Since 1991, when standardized tick surveillance and reporting began, the number of Lyme disease cases has steadily risen both in number and geographic location.

Minnesota has seen the number of Lyme cases skyrocket in recent years, though numbers can fluctuate year to year based on the weather. In dry years, ticks burrow into the dirt. In wet years, they’re out and about looking for hosts.

The median number of reported Lyme disease cases annually in Minnesota from 2006 through 2014 was 1,065, according to the Health Department. From 1996 to 2005, the median was 464. Lyme case reporting for 2015 is not yet complete.

The study by scientists at the Centers for Disease Control (CDC) compared tick infestation data collected in 1996 and 2015 and was published Monday online in the Journal of Medical Entomology.

Nationwide last year, black-legged ticks were found in 1,531, or 49 percent, of counties in 43 states.

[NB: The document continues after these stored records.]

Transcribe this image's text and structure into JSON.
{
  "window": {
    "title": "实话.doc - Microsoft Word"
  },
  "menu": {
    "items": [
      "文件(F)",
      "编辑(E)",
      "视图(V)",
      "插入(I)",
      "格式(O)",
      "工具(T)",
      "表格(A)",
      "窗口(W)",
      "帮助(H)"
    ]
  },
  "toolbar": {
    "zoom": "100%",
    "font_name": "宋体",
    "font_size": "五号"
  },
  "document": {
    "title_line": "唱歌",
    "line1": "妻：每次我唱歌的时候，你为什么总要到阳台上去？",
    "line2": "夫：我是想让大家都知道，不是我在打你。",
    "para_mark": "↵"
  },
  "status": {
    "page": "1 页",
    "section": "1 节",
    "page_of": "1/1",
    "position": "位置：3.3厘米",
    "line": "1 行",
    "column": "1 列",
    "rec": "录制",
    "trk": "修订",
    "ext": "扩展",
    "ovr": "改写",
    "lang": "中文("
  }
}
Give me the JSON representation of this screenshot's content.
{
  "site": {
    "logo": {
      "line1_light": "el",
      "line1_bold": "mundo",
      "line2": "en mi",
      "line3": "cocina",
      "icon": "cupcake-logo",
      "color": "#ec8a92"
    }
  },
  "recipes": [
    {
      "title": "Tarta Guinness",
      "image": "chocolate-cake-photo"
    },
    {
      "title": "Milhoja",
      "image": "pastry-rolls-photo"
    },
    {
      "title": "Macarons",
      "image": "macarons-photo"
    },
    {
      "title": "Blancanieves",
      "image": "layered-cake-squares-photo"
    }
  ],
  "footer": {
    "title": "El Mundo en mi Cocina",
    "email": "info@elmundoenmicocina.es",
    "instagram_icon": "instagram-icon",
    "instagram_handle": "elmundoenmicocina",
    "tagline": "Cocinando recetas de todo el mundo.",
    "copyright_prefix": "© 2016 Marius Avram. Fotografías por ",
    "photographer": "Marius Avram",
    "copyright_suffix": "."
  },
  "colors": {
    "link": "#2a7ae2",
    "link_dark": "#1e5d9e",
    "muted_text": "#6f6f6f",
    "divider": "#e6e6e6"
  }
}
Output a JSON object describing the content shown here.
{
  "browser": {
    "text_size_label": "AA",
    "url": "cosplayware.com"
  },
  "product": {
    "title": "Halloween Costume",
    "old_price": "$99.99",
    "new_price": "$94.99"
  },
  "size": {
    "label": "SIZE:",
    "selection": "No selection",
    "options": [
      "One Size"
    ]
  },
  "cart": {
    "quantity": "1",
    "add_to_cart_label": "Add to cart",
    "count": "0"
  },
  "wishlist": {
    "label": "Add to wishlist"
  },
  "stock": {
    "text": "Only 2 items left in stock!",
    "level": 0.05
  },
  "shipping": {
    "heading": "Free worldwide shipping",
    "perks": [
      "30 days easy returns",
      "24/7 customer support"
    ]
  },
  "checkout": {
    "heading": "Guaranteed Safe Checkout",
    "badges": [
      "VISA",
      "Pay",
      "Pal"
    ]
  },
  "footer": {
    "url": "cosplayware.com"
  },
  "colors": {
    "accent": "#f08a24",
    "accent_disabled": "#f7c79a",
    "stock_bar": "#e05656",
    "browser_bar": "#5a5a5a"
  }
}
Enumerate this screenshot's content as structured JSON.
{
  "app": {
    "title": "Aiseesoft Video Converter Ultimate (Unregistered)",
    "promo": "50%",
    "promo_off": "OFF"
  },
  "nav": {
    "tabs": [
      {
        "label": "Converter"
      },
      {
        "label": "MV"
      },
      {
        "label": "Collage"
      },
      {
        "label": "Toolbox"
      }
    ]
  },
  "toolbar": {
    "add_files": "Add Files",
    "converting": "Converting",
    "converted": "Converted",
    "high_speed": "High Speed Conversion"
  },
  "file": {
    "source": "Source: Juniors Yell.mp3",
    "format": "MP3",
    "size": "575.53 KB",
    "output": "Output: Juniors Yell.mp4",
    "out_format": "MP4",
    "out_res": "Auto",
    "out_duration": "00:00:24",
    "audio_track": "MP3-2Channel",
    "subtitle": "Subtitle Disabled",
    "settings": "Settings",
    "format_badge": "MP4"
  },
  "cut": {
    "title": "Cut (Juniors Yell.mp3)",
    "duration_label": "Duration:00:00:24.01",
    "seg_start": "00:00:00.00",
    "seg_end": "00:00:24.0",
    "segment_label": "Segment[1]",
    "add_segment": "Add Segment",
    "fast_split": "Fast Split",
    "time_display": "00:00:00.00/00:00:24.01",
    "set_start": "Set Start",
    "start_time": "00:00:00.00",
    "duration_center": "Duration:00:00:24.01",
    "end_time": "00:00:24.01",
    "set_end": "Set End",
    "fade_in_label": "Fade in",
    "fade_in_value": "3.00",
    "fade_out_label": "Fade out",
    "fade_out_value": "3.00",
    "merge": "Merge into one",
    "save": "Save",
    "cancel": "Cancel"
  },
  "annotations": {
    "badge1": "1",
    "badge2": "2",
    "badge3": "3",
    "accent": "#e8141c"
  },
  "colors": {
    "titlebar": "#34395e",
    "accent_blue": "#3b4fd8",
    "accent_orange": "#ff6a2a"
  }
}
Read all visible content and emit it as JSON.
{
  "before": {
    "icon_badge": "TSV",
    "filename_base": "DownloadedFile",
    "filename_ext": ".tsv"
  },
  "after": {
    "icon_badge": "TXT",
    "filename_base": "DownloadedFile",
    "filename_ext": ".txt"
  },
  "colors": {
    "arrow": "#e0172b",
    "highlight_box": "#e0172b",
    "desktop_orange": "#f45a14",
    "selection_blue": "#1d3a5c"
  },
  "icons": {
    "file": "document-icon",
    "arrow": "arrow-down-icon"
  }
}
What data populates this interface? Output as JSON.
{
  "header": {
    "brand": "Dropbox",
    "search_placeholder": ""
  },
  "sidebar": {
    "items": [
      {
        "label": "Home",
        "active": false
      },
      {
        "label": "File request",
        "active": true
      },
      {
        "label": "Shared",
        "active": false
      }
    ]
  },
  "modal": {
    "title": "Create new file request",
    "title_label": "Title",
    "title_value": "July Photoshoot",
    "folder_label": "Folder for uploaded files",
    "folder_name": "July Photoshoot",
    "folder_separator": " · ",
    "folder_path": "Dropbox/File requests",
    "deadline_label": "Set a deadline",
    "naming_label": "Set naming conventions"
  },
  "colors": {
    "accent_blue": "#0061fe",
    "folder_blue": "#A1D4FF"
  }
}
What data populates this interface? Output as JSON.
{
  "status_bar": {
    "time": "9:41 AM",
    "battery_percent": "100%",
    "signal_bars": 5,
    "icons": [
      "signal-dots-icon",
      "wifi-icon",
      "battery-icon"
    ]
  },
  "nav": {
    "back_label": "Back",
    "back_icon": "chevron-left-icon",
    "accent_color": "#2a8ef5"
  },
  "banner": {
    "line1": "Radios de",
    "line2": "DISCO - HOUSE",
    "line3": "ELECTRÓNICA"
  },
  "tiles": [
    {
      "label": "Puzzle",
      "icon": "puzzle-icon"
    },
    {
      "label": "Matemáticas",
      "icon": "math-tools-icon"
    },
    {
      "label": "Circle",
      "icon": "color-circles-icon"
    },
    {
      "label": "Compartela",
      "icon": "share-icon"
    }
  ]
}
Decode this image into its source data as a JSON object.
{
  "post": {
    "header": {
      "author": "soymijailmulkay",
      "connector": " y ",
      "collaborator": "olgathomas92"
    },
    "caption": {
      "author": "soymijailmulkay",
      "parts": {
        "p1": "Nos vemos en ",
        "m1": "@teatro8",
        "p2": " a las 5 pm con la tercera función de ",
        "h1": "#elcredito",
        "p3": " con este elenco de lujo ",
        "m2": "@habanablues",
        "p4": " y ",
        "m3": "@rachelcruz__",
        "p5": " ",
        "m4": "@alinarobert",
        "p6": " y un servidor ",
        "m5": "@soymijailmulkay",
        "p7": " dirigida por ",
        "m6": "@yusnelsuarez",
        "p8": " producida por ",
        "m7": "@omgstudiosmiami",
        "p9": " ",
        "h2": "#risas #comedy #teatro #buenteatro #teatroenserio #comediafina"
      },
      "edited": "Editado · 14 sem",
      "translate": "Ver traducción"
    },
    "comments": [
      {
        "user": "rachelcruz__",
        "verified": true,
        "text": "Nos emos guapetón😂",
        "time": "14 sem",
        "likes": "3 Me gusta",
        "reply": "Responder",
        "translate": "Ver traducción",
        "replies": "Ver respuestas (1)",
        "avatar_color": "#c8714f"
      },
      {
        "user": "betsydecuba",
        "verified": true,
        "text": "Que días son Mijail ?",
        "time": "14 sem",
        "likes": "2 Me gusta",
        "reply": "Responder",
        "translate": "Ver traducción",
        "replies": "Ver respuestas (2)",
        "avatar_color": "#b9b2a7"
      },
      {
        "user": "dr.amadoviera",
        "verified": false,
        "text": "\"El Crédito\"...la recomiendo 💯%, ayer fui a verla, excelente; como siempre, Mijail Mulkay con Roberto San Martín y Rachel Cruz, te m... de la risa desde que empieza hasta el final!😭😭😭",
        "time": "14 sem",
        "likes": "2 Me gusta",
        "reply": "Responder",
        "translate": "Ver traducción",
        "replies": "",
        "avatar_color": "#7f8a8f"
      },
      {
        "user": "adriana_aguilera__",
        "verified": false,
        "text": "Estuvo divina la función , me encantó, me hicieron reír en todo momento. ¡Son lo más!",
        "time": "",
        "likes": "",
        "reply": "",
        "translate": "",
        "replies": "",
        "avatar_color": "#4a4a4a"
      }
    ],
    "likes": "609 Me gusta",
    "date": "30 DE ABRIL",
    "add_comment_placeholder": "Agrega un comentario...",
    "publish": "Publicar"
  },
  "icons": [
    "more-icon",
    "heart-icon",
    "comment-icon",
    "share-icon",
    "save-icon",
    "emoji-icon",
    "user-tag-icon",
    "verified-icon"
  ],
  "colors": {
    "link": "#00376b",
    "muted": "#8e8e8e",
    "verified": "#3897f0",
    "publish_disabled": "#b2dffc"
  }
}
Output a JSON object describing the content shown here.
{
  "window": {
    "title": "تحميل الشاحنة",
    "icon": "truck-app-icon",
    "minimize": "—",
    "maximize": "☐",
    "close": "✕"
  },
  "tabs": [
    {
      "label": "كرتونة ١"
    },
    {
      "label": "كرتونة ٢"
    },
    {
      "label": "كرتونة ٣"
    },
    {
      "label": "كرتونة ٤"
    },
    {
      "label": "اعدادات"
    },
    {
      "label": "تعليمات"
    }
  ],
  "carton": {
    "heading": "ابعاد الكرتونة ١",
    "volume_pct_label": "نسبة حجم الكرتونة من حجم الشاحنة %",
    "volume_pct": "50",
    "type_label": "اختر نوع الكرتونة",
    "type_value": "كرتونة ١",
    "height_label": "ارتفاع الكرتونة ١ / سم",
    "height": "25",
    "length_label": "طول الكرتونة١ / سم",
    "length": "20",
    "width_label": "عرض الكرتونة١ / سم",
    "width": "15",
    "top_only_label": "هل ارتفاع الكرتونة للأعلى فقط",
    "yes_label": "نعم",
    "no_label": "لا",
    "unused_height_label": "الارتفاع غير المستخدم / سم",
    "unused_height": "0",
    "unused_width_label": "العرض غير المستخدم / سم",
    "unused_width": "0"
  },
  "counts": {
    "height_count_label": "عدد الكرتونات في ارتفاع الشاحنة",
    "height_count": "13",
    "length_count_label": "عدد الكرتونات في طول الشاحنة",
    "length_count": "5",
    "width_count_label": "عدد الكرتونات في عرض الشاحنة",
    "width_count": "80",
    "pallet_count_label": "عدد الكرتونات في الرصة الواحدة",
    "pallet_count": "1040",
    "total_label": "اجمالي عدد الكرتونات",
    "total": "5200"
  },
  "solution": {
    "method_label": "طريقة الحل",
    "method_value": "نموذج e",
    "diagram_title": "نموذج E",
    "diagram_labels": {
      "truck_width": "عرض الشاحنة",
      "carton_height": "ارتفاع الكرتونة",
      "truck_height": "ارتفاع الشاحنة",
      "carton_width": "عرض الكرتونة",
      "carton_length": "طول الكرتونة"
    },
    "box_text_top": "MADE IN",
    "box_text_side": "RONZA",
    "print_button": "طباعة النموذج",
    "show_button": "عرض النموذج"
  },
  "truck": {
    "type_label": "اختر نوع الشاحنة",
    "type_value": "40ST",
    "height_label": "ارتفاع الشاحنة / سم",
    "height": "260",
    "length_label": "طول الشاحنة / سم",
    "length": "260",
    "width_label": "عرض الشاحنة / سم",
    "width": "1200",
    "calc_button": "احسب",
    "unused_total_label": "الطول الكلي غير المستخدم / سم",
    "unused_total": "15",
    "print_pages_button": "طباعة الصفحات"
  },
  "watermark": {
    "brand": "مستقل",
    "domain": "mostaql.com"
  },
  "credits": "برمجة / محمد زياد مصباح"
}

In the initial study, 1,058 counties in 41 states reported the presence of the ticks.

Neitzel pointed out that the numbers in the study were self-reported by the state agencies investigating the ticks and that their search efforts vary. “What it is is a good documentation of what’s going on nationally,” he said.

In Minnesota, nine of 87 counties reported established black-legged tick populations for the earlier study. In 2015, that number rose to 45 counties.

Neitzel, who was at the state agency during the previous federal survey, said the first study reflects the early days of black-legged tick identification. State scientists knew the ticks likely were in other counties, but had yet to formally identify them through field studies, Neitzel said, adding that since then Minnesota’s tick-identification effort has intensified.

“We’ve been putting a lot of effort into researching these ticks. We’re looking a little bit harder” than other states, he said.

The spread of ticks, however, has been steady — not increasing in rate, he said. Ticks are not fast and they can’t fly like mosquitoes, so transmission occurs by hosts wandering through their habitat. They live in densely wooded areas and are not prevalent in more open, agricultural or residential areas.

Said Neitzel, “Minnesotans will be at risk if they go out and play in the woods.”